**Recorded information**
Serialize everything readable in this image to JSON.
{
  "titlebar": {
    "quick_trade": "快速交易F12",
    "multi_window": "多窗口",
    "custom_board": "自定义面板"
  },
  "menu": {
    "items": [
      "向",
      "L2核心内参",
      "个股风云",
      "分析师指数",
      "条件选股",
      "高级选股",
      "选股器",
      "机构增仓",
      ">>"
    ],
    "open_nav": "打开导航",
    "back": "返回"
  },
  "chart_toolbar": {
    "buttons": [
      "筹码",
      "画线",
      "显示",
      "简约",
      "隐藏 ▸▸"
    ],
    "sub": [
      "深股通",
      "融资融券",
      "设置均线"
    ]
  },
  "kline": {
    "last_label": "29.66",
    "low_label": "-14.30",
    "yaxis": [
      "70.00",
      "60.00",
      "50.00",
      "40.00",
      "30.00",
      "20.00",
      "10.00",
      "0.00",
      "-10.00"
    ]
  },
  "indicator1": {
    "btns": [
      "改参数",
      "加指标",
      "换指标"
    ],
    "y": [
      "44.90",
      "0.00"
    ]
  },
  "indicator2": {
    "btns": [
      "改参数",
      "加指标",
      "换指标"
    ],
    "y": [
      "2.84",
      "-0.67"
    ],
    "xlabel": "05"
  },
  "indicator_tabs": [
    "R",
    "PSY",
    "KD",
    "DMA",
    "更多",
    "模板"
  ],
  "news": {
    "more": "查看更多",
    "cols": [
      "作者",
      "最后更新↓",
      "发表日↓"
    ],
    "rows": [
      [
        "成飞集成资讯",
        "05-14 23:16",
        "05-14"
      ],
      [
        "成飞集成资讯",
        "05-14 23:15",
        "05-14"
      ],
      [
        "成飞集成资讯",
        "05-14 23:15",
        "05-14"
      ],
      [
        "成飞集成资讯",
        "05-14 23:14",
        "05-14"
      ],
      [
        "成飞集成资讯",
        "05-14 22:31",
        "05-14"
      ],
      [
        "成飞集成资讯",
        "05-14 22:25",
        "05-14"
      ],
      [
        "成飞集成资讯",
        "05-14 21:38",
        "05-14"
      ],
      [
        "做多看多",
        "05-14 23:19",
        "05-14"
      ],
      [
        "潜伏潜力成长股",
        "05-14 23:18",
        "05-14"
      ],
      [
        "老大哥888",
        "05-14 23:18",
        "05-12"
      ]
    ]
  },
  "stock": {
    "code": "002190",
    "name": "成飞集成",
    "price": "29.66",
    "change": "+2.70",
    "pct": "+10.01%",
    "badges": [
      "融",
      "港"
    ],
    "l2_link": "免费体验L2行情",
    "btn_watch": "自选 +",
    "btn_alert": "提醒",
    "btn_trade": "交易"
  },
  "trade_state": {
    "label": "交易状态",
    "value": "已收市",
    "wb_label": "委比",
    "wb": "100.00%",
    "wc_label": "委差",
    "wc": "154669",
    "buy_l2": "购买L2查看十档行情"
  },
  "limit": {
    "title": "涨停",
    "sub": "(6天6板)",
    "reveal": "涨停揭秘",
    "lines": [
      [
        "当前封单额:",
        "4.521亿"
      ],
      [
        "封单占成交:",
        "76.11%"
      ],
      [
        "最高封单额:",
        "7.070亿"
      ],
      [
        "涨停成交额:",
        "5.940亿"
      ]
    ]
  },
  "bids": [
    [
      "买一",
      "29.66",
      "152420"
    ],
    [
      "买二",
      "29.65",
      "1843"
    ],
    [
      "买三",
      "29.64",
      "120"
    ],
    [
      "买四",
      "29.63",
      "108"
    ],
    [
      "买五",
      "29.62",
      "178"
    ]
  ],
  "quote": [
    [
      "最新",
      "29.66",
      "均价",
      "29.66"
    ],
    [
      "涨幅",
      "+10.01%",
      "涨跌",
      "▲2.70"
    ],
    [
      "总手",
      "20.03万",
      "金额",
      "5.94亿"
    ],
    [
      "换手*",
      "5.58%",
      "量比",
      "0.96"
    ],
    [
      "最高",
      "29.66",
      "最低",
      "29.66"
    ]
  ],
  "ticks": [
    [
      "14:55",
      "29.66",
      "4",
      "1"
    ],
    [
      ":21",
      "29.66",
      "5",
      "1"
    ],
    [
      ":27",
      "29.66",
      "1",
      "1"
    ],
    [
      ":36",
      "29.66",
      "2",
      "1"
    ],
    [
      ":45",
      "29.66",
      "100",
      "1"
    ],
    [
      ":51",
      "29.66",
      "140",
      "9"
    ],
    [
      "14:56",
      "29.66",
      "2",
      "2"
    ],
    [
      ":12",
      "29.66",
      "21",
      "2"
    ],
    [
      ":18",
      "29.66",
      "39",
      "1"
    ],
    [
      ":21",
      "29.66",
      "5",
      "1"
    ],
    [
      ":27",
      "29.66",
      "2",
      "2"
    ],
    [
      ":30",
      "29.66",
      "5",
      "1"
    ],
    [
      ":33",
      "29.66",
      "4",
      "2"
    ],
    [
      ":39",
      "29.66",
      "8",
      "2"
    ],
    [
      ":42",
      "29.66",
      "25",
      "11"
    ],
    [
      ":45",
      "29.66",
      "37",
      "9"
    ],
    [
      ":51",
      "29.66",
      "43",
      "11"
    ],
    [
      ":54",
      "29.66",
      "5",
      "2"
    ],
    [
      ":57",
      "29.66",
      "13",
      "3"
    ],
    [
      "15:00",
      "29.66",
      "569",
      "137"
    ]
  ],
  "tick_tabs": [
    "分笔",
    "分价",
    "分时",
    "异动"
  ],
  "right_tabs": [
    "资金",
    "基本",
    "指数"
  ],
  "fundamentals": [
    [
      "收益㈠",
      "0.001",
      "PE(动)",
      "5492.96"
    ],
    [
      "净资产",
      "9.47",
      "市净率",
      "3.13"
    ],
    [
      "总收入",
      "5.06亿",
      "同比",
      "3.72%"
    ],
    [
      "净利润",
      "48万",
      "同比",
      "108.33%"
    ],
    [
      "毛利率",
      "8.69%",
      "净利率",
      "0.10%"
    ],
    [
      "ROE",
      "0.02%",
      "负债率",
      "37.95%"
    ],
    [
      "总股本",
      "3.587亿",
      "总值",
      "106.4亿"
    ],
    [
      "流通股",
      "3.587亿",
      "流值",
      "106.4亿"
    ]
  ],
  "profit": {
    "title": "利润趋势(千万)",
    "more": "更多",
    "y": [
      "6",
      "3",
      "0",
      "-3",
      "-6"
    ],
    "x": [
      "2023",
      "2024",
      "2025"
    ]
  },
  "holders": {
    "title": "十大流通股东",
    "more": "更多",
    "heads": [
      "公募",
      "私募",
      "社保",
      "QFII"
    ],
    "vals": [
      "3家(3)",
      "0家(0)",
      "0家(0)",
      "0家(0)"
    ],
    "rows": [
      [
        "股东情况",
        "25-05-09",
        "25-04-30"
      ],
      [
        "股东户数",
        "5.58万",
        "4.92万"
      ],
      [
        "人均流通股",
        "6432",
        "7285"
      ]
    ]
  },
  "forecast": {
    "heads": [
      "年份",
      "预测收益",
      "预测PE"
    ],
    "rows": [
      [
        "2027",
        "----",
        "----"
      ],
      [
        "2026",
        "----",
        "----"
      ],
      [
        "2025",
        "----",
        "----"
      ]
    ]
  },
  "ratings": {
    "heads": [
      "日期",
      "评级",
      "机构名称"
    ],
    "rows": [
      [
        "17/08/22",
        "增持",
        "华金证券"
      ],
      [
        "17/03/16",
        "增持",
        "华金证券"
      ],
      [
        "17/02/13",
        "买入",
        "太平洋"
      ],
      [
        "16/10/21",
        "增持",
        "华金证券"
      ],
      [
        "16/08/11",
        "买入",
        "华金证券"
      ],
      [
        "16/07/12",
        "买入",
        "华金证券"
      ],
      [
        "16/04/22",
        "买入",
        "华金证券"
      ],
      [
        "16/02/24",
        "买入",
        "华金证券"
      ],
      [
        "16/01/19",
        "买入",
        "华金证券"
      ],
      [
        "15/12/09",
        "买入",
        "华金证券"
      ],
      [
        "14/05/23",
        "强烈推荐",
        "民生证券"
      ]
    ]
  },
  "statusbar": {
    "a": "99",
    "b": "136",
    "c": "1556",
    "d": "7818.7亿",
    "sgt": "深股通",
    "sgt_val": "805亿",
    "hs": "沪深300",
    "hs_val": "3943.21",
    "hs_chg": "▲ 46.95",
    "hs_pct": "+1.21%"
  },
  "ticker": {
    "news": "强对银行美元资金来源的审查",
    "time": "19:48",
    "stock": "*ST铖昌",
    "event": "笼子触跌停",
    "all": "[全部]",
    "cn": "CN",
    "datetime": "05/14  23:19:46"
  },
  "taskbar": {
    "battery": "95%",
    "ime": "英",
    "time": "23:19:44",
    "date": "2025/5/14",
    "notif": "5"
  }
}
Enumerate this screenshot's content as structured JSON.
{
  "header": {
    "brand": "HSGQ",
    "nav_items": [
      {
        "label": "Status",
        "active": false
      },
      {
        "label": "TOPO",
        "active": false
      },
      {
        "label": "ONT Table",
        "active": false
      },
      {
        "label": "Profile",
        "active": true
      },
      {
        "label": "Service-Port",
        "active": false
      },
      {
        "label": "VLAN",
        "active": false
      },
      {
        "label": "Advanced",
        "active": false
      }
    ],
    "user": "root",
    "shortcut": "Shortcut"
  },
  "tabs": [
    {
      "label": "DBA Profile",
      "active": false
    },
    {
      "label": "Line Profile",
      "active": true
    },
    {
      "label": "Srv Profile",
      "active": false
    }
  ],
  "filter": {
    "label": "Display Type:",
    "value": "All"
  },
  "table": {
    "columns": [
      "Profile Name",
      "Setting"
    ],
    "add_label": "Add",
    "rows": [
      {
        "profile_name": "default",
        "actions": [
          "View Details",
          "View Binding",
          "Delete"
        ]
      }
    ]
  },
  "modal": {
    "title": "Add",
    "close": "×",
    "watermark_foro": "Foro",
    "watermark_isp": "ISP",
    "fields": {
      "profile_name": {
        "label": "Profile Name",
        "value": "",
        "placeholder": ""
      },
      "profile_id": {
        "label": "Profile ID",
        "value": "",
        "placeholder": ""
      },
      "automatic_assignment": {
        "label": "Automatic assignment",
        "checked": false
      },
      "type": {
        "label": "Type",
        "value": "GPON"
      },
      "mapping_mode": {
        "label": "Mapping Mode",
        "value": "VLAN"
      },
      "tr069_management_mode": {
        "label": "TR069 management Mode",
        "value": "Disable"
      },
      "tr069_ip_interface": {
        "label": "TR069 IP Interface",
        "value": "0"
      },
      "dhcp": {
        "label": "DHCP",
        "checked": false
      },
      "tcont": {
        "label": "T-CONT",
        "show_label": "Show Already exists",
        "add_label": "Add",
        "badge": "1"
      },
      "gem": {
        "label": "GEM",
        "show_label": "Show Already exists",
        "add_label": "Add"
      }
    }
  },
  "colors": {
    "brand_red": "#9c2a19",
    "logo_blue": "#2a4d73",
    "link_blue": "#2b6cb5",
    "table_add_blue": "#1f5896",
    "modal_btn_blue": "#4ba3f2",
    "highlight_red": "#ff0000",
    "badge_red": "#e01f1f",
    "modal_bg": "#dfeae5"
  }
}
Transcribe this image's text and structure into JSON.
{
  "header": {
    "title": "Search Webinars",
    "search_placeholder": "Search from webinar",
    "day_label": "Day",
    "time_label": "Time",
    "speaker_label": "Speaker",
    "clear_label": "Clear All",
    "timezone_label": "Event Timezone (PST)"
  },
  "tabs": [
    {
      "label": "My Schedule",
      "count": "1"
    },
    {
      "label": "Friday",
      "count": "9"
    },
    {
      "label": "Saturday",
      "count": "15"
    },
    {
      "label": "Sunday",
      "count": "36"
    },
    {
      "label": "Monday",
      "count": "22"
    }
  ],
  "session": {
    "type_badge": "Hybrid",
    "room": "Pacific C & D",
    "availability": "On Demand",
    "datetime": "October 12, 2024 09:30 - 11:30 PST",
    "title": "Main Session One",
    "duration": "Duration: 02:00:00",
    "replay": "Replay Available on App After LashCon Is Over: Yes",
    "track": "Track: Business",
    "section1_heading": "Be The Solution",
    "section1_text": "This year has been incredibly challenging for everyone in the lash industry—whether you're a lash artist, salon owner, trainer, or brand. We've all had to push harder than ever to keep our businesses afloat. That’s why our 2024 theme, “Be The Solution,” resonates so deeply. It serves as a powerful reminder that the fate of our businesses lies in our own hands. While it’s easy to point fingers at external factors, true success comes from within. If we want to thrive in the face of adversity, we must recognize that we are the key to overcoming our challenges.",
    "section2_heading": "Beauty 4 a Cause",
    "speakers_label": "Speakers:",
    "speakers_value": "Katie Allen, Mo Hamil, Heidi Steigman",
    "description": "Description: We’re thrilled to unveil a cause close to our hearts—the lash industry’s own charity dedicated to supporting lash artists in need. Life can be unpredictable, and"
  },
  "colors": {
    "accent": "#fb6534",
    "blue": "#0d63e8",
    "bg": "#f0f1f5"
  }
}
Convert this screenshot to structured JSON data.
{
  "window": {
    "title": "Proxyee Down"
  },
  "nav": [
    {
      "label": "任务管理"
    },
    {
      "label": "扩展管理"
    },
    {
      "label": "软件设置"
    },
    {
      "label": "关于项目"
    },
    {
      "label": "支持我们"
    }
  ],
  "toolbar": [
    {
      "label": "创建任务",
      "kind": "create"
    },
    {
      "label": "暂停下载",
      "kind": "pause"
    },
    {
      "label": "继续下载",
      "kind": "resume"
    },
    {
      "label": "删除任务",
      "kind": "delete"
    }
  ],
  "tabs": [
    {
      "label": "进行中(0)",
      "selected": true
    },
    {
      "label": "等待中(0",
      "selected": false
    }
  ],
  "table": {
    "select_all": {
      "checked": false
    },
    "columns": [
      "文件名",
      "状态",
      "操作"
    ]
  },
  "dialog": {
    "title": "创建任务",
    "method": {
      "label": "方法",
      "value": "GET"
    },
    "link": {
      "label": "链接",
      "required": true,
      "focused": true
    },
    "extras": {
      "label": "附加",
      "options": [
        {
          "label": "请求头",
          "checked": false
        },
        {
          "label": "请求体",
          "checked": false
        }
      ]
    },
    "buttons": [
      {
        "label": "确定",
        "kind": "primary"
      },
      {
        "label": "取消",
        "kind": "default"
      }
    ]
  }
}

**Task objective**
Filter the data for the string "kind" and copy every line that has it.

**Expected answer**
      "kind": "create"
      "kind": "pause"
      "kind": "resume"
      "kind": "delete"
        "kind": "primary"
        "kind": "default"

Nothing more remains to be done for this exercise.